(following text from HT and CMSMQ needs review -- do we really want to impose this in MIME registrations? Goes against the registry rules of "put MIME reg in spec and update it there too".)
When citing a W3C specification in the normative references section of another specification or a registry care should be taken to be clear about the status of editions of the referenced specification other than the then-current one.
Left-Handed Sewer Flutes 1.0 (Second edition), P.D.Q. Bach and Peter Schickele, Editors. World Wide Consortium, 29 February 2009. The edition cited (http://www.w3.org/TR/2009/REC-lhsf-20090229/) is the earliest appropriate for use with this specification. Conformant implementations may follow the edition cited and/or any later edition(s). The latest edition of LHSF 1.0 is available at http://www.w3.org/TR/lhsf/. It is implementation-defined which editions of LHSF 1.0 are supported.
The appropriateness of this approach is based on the W3C rules regarding what constitutes an acceptable new edition of an existing W3C Recommendation. [cite]
For references to publications from other standards bodies with similar expectations regarding backwards compatibility, for example IETF or ISO, a similar approach to citation is also called for, along the following lines:
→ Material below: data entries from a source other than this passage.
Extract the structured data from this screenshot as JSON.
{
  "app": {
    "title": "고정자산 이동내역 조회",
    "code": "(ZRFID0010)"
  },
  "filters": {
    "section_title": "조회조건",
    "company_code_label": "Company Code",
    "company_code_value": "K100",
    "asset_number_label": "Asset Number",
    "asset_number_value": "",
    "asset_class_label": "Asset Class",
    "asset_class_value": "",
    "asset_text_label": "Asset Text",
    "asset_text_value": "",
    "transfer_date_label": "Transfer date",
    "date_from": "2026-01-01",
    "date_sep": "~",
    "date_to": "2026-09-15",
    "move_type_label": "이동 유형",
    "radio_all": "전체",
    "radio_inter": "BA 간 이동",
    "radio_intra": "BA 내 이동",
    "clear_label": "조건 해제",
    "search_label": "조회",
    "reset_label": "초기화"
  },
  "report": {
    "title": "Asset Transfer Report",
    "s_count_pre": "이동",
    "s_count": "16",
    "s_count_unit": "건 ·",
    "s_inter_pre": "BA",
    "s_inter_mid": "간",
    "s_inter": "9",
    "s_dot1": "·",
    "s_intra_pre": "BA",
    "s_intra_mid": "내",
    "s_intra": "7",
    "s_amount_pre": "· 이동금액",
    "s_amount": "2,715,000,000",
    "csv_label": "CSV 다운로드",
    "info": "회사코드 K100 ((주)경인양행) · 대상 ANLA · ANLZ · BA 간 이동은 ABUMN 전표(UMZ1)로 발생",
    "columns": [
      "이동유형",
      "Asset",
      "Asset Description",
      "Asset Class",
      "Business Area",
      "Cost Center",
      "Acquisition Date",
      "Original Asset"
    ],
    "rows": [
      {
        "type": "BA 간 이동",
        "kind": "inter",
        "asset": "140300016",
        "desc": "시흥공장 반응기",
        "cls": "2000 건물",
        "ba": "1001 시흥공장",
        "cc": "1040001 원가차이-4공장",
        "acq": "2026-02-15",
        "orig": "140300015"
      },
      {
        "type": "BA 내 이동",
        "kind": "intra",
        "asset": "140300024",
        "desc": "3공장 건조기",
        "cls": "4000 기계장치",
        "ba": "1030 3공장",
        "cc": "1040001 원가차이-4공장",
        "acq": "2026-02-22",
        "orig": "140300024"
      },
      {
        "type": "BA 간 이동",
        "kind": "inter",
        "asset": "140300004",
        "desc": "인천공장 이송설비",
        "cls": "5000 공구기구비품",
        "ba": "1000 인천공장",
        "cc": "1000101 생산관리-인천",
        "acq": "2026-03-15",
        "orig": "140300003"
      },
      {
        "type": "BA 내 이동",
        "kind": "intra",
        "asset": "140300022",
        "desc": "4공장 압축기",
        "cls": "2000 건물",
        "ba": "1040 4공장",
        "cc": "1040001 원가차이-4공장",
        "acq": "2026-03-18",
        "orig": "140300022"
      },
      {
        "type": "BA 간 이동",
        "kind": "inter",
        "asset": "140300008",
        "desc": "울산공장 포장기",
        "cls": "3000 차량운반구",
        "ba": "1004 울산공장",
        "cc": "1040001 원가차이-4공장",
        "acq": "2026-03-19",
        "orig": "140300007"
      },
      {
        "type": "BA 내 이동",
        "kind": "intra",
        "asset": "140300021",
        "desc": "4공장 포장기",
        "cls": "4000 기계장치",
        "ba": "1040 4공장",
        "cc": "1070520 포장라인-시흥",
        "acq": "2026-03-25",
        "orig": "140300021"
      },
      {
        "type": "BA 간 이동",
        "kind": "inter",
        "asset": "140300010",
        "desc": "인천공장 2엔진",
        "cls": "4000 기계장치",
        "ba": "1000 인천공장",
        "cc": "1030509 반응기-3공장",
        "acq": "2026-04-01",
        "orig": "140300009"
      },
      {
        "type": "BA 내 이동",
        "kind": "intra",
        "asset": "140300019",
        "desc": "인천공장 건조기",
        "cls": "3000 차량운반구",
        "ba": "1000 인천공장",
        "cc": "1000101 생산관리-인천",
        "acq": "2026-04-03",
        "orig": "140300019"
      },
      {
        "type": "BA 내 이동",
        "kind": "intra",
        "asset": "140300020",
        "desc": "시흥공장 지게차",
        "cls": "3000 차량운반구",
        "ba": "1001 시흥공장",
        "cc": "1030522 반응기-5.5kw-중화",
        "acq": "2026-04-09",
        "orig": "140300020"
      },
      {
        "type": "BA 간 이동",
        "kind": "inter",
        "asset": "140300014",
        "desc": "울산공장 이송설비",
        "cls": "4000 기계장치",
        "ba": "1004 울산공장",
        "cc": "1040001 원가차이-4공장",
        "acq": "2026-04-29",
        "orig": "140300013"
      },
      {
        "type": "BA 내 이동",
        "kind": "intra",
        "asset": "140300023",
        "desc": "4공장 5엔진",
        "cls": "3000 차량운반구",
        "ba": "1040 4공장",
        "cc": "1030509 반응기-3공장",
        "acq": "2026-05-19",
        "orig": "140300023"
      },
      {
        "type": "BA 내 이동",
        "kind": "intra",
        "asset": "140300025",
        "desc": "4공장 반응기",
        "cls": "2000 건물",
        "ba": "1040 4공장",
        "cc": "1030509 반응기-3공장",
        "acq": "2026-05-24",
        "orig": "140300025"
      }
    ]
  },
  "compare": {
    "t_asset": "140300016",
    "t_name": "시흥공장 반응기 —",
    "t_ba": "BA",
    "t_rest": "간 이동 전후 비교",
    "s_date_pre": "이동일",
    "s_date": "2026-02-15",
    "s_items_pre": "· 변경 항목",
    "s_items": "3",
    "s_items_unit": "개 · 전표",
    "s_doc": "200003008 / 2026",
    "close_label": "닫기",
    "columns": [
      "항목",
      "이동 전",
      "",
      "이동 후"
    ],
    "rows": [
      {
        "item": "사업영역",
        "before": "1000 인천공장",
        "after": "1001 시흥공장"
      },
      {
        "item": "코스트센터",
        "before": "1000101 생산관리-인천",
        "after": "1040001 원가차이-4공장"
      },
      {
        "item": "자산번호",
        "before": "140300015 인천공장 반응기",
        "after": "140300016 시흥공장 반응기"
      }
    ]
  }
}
The Extension of MIME Content-Types to a New Medium, N. Borenstein and M. Linimon. Internet Engineering Task Force RFC 1437, 1 April 1993. RFC 1437 was current at the date of publication of this specification, but may be updated or obsoleted by later RFCs. Conformant implementations may follow the RFC cited and/or any later RFCs which update or obsolete it. It is implementation-defined which RFCs are supported. Intelligent transport systems -- Physical characterisation of vehicles and equipment -- International airline seat pitch measurements. Part 1: Measurement architecture. International Standard ISO 314159-1:2009, 29 February 2009. The referenced specification may from time to time be amended, replaced by a new edition, or expanded by the addition of new parts. See http://www.iso.org/iso/home.htm for up-to-date information. Conformant implementations may follow the edition cited and/or any amendments etc. It is implementation-defined which amendments etc. are supported.
Or a general caveat:
Dated references below are to the earliest known or appropriate edition of the referenced work. The referenced works may be subject to revision, and conformant implementations may follow, and are encouraged to investigate the appropriateness of following, some or all more recent editions or replacements of the works cited. It is in each case implementation-defined which editions are supported.
and then simply
Left-Handed Sewer Flutes 1.0 (Second edition), P.D.Q. Bach and Peter Schickele, Editors. World Wide Consortium, 29 February 2009 (http://www.w3.org/TR/2009/REC-lhsf-20090229/). The latest edition of LHSF 1.0 is available at http://www.w3.org/TR/lhsf/.
The Extension of MIME Content-Types to a New Medium, N. Borenstein and M. Linimon. Internet Engineering Task Force RFC 1437, 1 April 1993.
Intelligent transport systems -- Physical characterisation of vehicles and equipment -- International airline seat pitch measurements. Part 1: Measurement architecture. International Standard ISO 314159-1:2009, 29 February 2009. See http://www.iso.org/iso/home.htm for up-to-date information.